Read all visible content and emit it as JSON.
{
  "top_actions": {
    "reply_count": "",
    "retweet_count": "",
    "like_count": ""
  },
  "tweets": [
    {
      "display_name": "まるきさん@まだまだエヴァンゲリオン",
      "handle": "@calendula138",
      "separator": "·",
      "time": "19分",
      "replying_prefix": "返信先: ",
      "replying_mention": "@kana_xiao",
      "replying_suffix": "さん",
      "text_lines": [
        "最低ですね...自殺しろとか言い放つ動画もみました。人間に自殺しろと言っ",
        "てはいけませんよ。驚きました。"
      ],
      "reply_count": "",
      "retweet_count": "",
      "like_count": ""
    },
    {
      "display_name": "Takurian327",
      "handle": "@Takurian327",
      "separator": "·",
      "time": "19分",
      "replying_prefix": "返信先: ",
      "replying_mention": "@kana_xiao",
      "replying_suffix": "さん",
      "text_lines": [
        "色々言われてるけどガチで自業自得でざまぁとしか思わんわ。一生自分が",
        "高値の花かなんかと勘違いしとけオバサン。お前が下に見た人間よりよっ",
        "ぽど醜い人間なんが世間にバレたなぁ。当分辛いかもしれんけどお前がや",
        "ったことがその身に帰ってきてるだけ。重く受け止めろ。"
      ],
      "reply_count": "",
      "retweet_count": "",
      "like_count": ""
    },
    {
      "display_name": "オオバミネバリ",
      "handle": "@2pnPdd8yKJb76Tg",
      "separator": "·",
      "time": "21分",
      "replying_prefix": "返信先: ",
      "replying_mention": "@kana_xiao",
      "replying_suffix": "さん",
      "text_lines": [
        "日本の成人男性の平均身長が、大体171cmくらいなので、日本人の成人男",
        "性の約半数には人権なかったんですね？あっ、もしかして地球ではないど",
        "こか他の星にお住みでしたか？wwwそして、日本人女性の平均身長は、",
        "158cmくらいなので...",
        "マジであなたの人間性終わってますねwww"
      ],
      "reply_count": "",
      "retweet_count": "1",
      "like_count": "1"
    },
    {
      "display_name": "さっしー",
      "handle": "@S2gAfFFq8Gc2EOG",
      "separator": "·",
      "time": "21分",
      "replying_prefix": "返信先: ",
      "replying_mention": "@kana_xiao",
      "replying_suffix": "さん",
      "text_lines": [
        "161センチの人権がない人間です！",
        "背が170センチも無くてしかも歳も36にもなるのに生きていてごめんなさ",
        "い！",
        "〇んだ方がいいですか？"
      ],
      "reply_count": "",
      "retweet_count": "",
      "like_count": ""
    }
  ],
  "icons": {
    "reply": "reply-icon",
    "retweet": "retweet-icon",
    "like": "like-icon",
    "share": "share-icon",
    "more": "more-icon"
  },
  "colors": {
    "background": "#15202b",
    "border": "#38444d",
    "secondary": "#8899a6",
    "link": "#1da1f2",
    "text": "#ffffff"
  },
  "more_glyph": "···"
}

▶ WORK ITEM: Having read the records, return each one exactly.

▶ YOUR SOLUTION:
Read all visible content and emit it as JSON.
{
  "top_actions": {
    "reply_count": "",
    "retweet_count": "",
    "like_count": ""
  },
  "tweets": [
    {
      "display_name": "まるきさん@まだまだエヴァンゲリオン",
      "handle": "@calendula138",
      "separator": "·",
      "time": "19分",
      "replying_prefix": "返信先: ",
      "replying_mention": "@kana_xiao",
      "replying_suffix": "さん",
      "text_lines": [
        "最低ですね...自殺しろとか言い放つ動画もみました。人間に自殺しろと言っ",
        "てはいけませんよ。驚きました。"
      ],
      "reply_count": "",
      "retweet_count": "",
      "like_count": ""
    },
    {
      "display_name": "Takurian327",
      "handle": "@Takurian327",
      "separator": "·",
      "time": "19分",
      "replying_prefix": "返信先: ",
      "replying_mention": "@kana_xiao",
      "replying_suffix": "さん",
      "text_lines": [
        "色々言われてるけどガチで自業自得でざまぁとしか思わんわ。一生自分が",
        "高値の花かなんかと勘違いしとけオバサン。お前が下に見た人間よりよっ",
        "ぽど醜い人間なんが世間にバレたなぁ。当分辛いかもしれんけどお前がや",
        "ったことがその身に帰ってきてるだけ。重く受け止めろ。"
      ],
      "reply_count": "",
      "retweet_count": "",
      "like_count": ""
    },
    {
      "display_name": "オオバミネバリ",
      "handle": "@2pnPdd8yKJb76Tg",
      "separator": "·",
      "time": "21分",
      "replying_prefix": "返信先: ",
      "replying_mention": "@kana_xiao",
      "replying_suffix": "さん",
      "text_lines": [
        "日本の成人男性の平均身長が、大体171cmくらいなので、日本人の成人男",
        "性の約半数には人権なかったんですね？あっ、もしかして地球ではないど",
        "こか他の星にお住みでしたか？wwwそして、日本人女性の平均身長は、",
        "158cmくらいなので...",
        "マジであなたの人間性終わってますねwww"
      ],
      "reply_count": "",
      "retweet_count": "1",
      "like_count": "1"
    },
    {
      "display_name": "さっしー",
      "handle": "@S2gAfFFq8Gc2EOG",
      "separator": "·",
      "time": "21分",
      "replying_prefix": "返信先: ",
      "replying_mention": "@kana_xiao",
      "replying_suffix": "さん",
      "text_lines": [
        "161センチの人権がない人間です！",
        "背が170センチも無くてしかも歳も36にもなるのに生きていてごめんなさ",
        "い！",
        "〇んだ方がいいですか？"
      ],
      "reply_count": "",
      "retweet_count": "",
      "like_count": ""
    }
  ],
  "icons": {
    "reply": "reply-icon",
    "retweet": "retweet-icon",
    "like": "like-icon",
    "share": "share-icon",
    "more": "more-icon"
  },
  "colors": {
    "background": "#15202b",
    "border": "#38444d",
    "secondary": "#8899a6",
    "link": "#1da1f2",
    "text": "#ffffff"
  },
  "more_glyph": "···"
}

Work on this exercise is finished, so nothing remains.